Hoo boy! Is it this time again? Time to lose friends on the internet!
Let’s have some fun with metaphors. The problem with language is that it contorts to systems of power, like a sheet draped over an object, and for a very long time “we” in Western Civilization have been living on a massive, continent sized sheet and acting as though it were flat or in other words, objective. But the landscape of culture and language is not flat, it’s clearly sloped in favor of certain sexualities, classes, races, and nations (as us in /r/criticaltheory are keenly aware of). The fact that the landscape is sloped isn’t just a typically left issue either, it could just as easily apply to people who consider themselves right wing like the rural poor who are routinely called hillbillies for not being cosmopolitan enough, the landscape of culture is also sloped against them too.
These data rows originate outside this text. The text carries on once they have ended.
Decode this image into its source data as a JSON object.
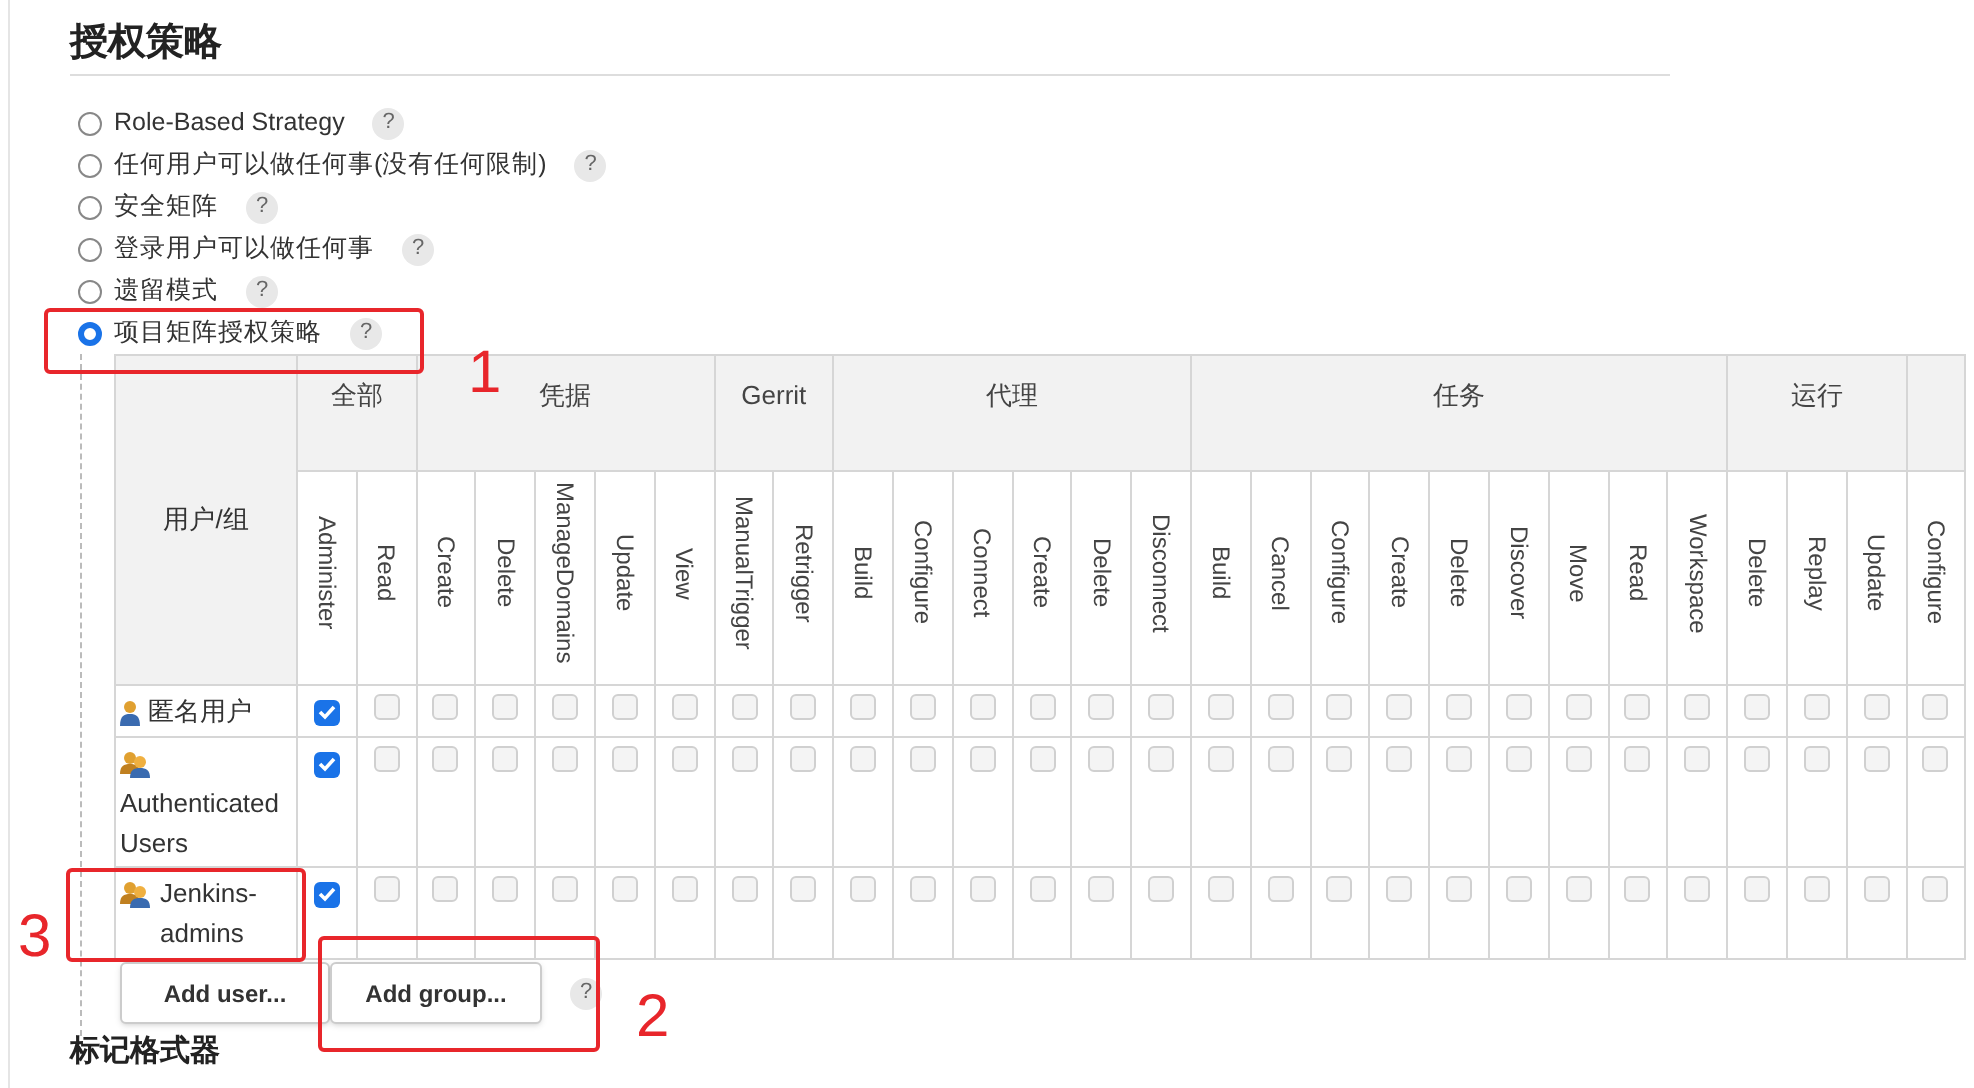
{
  "section_title": "授权策略",
  "strategies": [
    {
      "label": "Role-Based Strategy",
      "selected": false
    },
    {
      "label": "任何用户可以做任何事(没有任何限制)",
      "selected": false
    },
    {
      "label": "安全矩阵",
      "selected": false
    },
    {
      "label": "登录用户可以做任何事",
      "selected": false
    },
    {
      "label": "遗留模式",
      "selected": false
    },
    {
      "label": "项目矩阵授权策略",
      "selected": true
    }
  ],
  "help_label": "?",
  "matrix": {
    "user_column": "用户/组",
    "groups": [
      {
        "label": "全部",
        "permissions": [
          "Administer",
          "Read"
        ]
      },
      {
        "label": "凭据",
        "permissions": [
          "Create",
          "Delete",
          "ManageDomains",
          "Update",
          "View"
        ]
      },
      {
        "label": "Gerrit",
        "permissions": [
          "ManualTrigger",
          "Retrigger"
        ]
      },
      {
        "label": "代理",
        "permissions": [
          "Build",
          "Configure",
          "Connect",
          "Create",
          "Delete",
          "Disconnect"
        ]
      },
      {
        "label": "任务",
        "permissions": [
          "Build",
          "Cancel",
          "Configure",
          "Create",
          "Delete",
          "Discover",
          "Move",
          "Read",
          "Workspace"
        ]
      },
      {
        "label": "运行",
        "permissions": [
          "Delete",
          "Replay",
          "Update"
        ]
      },
      {
        "permissions": [
          "Configure"
        ]
      }
    ],
    "rows": [
      {
        "name": "匿名用户",
        "kind": "user",
        "grants": [
          true,
          false,
          false,
          false,
          false,
          false,
          false,
          false,
          false,
          false,
          false,
          false,
          false,
          false,
          false,
          false,
          false,
          false,
          false,
          false,
          false,
          false,
          false,
          false,
          false,
          false,
          false,
          false
        ]
      },
      {
        "name": "Authenticated Users",
        "kind": "group",
        "grants": [
          true,
          false,
          false,
          false,
          false,
          false,
          false,
          false,
          false,
          false,
          false,
          false,
          false,
          false,
          false,
          false,
          false,
          false,
          false,
          false,
          false,
          false,
          false,
          false,
          false,
          false,
          false,
          false
        ]
      },
      {
        "name": "Jenkins-admins",
        "kind": "group",
        "grants": [
          true,
          false,
          false,
          false,
          false,
          false,
          false,
          false,
          false,
          false,
          false,
          false,
          false,
          false,
          false,
          false,
          false,
          false,
          false,
          false,
          false,
          false,
          false,
          false,
          false,
          false,
          false,
          false
        ]
      }
    ]
  },
  "buttons": [
    "Add user...",
    "Add group..."
  ],
  "next_section_title": "标记格式器",
  "annotations": [
    "1",
    "2",
    "3"
  ]
}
But what I have to emphasize about this is that with the power relations we have and the corresponding language we have, there’s no real way to speak courteously about cultural, sexual, class or any other type of disenfranchised differences without bringing up power differences. I want to get along with Black people, so if they tell me it’s horrifically taboo to use the N-word of course I won’t, but look up what’s synonymous to the word Black in the dictionary: evil, ignorance and sin. I can’t imagine anyone choosing to identify with the label “Black” and being 100% satisfied switching out overt racism with implied racism. The words that society has for people on the low end slope of the sheet are already insults. Just look up a euphemism for any unprivileged group and you’ll see the bread crumbs trail of disempowering language, history is inescapable.
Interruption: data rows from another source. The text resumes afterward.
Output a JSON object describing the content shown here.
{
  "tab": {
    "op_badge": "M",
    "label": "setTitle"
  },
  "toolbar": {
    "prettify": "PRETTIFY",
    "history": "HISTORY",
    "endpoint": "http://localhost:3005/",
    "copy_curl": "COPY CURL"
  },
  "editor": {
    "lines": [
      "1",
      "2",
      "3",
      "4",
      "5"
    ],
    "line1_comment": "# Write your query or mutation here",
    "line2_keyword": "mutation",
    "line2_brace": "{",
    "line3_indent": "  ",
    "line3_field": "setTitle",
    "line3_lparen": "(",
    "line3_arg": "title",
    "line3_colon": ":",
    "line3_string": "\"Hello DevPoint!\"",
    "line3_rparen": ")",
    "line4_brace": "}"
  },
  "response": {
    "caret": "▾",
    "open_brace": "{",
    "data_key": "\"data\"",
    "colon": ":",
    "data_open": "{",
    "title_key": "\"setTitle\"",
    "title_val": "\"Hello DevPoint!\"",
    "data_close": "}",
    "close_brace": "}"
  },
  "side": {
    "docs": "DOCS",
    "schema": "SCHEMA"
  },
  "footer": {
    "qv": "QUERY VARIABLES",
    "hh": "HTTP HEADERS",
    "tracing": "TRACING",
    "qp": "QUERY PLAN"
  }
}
Not saying that all struggles are the same, I’m just trying to demonstrate a point that anyone who’s different from the norm is automatically inferior in some way by our language.
This movie is about post-politics, or a new way of ruling where politics just simply means how do you most efficiently run the economic and political system, and less about debating ideas and having real citizen involvement. This new method of governing has many “wings” associated with it.
- One wing of this has existed since the 1980’s when US politicians have used theatricality over facts in getting themselves elected and when they would describe complicated problems to the American people in misrepresentations and downright lies. Curtis uses the US’ relation to Syria and Libya as a case study.
- Another wing of this has to do with financialization, when city governments just surrendered their power to bankers as bankers just straight up fund the cities now.
- Another wing is the development of computers and big data to try to predict the future, and astonishingly there’s a computer called Aladdin that tries to safeguard investments from bad trends in the world and it manages 15 trillion dollars, 7% of the world’s economic output.
- Also there’s a new method of public relations pioneered in Russia under Vladimir Putin where the story the media tells is always one step behind the actors, and the ones in power guide the story along by feeding this group here some money, and then a group there some money, and then declaring that they were the ones who were behind the trend, which just confuses the hell out of everybody and makes the scenario very hard to grasp.
All of this deception creates working class anger at home and Muslim anger abroad, and makes people so confused that they don’t know what’s real any more and this stumps people from acting politically. To use more metaphorical language, the deceptions of the past 40 years stack on top of each other, congealing together like slime, making it very hard for anyone to trust any information really. And because the past 40 years have been just a stack of lies, it makes room for people like Trump who know that the people’s anger is certainly real but know that they don’t know where to direct that anger.